**GOAL OF THE EXERCISE:** Print the listing below in its entirety, character for character.

**RECORDS TO USE:**
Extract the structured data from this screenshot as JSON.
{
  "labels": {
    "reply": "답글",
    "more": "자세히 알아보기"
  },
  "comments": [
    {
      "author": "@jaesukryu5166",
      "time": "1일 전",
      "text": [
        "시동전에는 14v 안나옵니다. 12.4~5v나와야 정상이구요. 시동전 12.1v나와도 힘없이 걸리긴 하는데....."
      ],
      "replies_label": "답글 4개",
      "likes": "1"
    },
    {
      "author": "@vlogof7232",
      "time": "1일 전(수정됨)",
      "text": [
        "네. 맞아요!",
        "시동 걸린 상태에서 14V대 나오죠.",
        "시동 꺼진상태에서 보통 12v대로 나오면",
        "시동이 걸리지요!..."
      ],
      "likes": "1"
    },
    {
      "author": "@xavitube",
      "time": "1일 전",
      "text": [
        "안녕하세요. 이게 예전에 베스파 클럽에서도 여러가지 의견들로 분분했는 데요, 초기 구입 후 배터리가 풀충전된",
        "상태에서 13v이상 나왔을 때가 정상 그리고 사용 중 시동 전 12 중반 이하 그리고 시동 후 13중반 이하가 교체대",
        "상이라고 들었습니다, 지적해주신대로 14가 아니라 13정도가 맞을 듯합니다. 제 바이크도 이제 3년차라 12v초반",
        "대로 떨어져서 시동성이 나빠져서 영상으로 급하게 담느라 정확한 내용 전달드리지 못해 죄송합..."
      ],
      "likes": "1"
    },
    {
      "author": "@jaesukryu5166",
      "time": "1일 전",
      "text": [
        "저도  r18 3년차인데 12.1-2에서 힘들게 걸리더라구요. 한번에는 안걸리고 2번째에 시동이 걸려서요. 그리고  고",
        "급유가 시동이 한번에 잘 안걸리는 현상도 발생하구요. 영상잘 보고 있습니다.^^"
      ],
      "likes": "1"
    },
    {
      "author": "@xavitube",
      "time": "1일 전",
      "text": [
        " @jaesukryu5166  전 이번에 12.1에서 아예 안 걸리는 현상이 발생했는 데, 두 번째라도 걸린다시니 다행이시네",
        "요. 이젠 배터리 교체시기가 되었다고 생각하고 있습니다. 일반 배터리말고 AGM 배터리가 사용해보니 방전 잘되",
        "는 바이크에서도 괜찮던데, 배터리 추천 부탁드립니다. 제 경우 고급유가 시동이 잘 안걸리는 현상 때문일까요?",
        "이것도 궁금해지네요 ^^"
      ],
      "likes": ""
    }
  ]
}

**SOLUTION TO THE EXERCISE:**
Extract the structured data from this screenshot as JSON.
{
  "labels": {
    "reply": "답글",
    "more": "자세히 알아보기"
  },
  "comments": [
    {
      "author": "@jaesukryu5166",
      "time": "1일 전",
      "text": [
        "시동전에는 14v 안나옵니다. 12.4~5v나와야 정상이구요. 시동전 12.1v나와도 힘없이 걸리긴 하는데....."
      ],
      "replies_label": "답글 4개",
      "likes": "1"
    },
    {
      "author": "@vlogof7232",
      "time": "1일 전(수정됨)",
      "text": [
        "네. 맞아요!",
        "시동 걸린 상태에서 14V대 나오죠.",
        "시동 꺼진상태에서 보통 12v대로 나오면",
        "시동이 걸리지요!..."
      ],
      "likes": "1"
    },
    {
      "author": "@xavitube",
      "time": "1일 전",
      "text": [
        "안녕하세요. 이게 예전에 베스파 클럽에서도 여러가지 의견들로 분분했는 데요, 초기 구입 후 배터리가 풀충전된",
        "상태에서 13v이상 나왔을 때가 정상 그리고 사용 중 시동 전 12 중반 이하 그리고 시동 후 13중반 이하가 교체대",
        "상이라고 들었습니다, 지적해주신대로 14가 아니라 13정도가 맞을 듯합니다. 제 바이크도 이제 3년차라 12v초반",
        "대로 떨어져서 시동성이 나빠져서 영상으로 급하게 담느라 정확한 내용 전달드리지 못해 죄송합..."
      ],
      "likes": "1"
    },
    {
      "author": "@jaesukryu5166",
      "time": "1일 전",
      "text": [
        "저도  r18 3년차인데 12.1-2에서 힘들게 걸리더라구요. 한번에는 안걸리고 2번째에 시동이 걸려서요. 그리고  고",
        "급유가 시동이 한번에 잘 안걸리는 현상도 발생하구요. 영상잘 보고 있습니다.^^"
      ],
      "likes": "1"
    },
    {
      "author": "@xavitube",
      "time": "1일 전",
      "text": [
        " @jaesukryu5166  전 이번에 12.1에서 아예 안 걸리는 현상이 발생했는 데, 두 번째라도 걸린다시니 다행이시네",
        "요. 이젠 배터리 교체시기가 되었다고 생각하고 있습니다. 일반 배터리말고 AGM 배터리가 사용해보니 방전 잘되",
        "는 바이크에서도 괜찮던데, 배터리 추천 부탁드립니다. 제 경우 고급유가 시동이 잘 안걸리는 현상 때문일까요?",
        "이것도 궁금해지네요 ^^"
      ],
      "likes": ""
    }
  ]
}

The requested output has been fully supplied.